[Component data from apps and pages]
-- Opening Marker --
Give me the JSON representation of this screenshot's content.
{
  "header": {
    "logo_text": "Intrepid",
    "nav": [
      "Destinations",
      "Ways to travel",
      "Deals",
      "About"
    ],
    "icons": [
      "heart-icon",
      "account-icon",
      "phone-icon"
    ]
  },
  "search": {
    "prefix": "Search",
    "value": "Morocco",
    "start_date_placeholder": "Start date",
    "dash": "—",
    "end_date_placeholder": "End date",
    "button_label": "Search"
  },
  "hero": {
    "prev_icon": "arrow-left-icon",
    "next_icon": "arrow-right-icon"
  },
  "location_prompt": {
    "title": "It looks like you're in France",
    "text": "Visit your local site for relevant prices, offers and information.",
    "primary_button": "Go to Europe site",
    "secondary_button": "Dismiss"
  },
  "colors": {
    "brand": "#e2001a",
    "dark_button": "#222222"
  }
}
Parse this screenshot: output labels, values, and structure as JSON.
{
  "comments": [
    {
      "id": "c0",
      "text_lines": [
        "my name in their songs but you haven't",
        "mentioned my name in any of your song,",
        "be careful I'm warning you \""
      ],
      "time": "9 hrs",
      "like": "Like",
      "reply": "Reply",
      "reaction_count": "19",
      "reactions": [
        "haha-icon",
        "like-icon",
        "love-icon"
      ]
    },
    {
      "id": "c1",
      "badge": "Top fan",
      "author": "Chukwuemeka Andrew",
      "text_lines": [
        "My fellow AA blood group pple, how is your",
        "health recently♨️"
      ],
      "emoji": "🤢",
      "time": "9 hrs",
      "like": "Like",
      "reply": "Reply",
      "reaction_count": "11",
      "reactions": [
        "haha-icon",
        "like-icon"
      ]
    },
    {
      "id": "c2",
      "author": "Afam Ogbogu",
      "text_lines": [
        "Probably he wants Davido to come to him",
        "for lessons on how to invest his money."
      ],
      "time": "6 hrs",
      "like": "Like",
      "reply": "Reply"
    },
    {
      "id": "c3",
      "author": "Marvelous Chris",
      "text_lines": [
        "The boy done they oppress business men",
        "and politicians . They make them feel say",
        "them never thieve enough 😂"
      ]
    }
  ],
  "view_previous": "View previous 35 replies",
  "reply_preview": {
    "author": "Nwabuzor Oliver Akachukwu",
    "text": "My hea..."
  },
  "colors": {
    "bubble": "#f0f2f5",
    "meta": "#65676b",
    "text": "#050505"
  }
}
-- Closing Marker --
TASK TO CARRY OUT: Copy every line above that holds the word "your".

WRITTEN SOLUTION:
    "text": "Visit your local site for relevant prices, offers and information.",
        "mentioned my name in any of your song,",
        "My fellow AA blood group pple, how is your",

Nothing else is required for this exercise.